These figures are a long way from the original estimates at the start of the year that dividends could exceed the £100bn mark.

Justin Cooper, chief executive of Shareholder Solutions, part of Capita, explains: “Much of it is due to global factors that have overshadowed the strong recovery the UK economy is enjoying.

“FTSE 250 firms are winning the race as a result, with these domestically exposed companies boasting much stronger growth.

“However, their dividend pool is too small for the big fish among investors, who need to retain significant exposure to the large-cap firms that are doing less well at present.”

That said, Capita is predicting a slight improvement in 2015, with a preliminary forecast of headline dividends of £85.8bn for the year, as sterling should be “less of a drag”.

But while UK dividends have struggled, global equity income has fared better. The IMA Global Equity Income sector has delivered a return of 3.26 per cent for the year to date to October 29, outperforming its IMA Global sector peers in addition to the UK Equity & Bond Income, UK Equity Income and UK All Companies sectors.

In terms of global dividends, surprisingly it was Europe which delivered the highest figures, accounting for $2 (£1.25) in every $5 paid out in the second quarter of the year, according to the third Henderson Global Dividend Index.

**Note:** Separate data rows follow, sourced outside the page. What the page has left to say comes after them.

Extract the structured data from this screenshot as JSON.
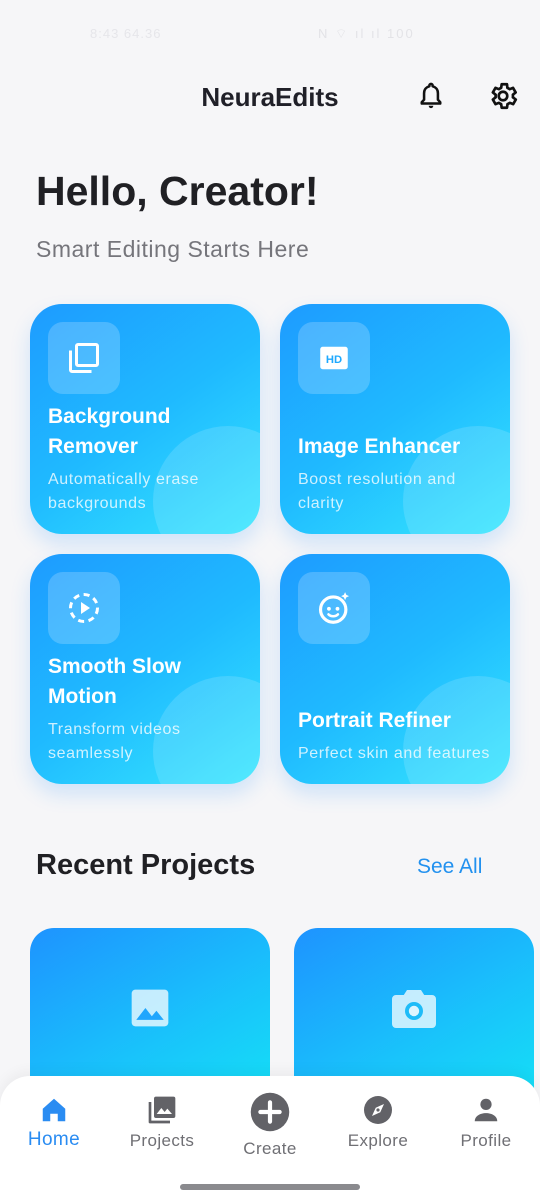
{
  "status": {
    "time": "8:43 64.36",
    "icons_text": "N ⌔ ıl ıl 100"
  },
  "header": {
    "title": "NeuraEdits",
    "bell_icon": "bell-icon",
    "settings_icon": "gear-icon"
  },
  "hero": {
    "greeting": "Hello, Creator!",
    "tagline": "Smart Editing Starts Here"
  },
  "tools": [
    {
      "title": "Background Remover",
      "desc": "Automatically erase backgrounds",
      "icon": "layers-icon"
    },
    {
      "title": "Image Enhancer",
      "desc": "Boost resolution and clarity",
      "icon": "hd-icon"
    },
    {
      "title": "Smooth Slow Motion",
      "desc": "Transform videos seamlessly",
      "icon": "slow-motion-icon"
    },
    {
      "title": "Portrait Refiner",
      "desc": "Perfect skin and features",
      "icon": "face-retouch-icon"
    }
  ],
  "recent": {
    "title": "Recent Projects",
    "see_all": "See All",
    "items": [
      {
        "icon": "image-icon"
      },
      {
        "icon": "camera-icon"
      }
    ]
  },
  "nav": {
    "items": [
      {
        "label": "Home",
        "icon": "home-icon",
        "active": true
      },
      {
        "label": "Projects",
        "icon": "photo-library-icon"
      },
      {
        "label": "Create",
        "icon": "add-circle-icon"
      },
      {
        "label": "Explore",
        "icon": "compass-icon"
      },
      {
        "label": "Profile",
        "icon": "person-icon"
      }
    ]
  },
  "colors": {
    "accent": "#2291ef",
    "card_gradient_start": "#1e9bff",
    "card_gradient_end": "#36e6fe",
    "background": "#f6f6f8"
  }
}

The region produced $153.4bn of dividends in the three months, with the total global dividends paid out in the second quarter reaching $378.7bn.

But while Europe excluding UK accounts for 40 per cent of global dividends, the emerging markets sector is starting to expand its share with roughly 8 per cent. This is only just behind the 9 per cent share held by the UK and 10 per cent from Asia Pacific.

While the focus is almost always on the UK and the difficulties in finding reliable and stable income streams that outside of the top-15 companies, it seems it could pay to take a broader view of the world.

Nyree Stewart is features editor at Investment Adviser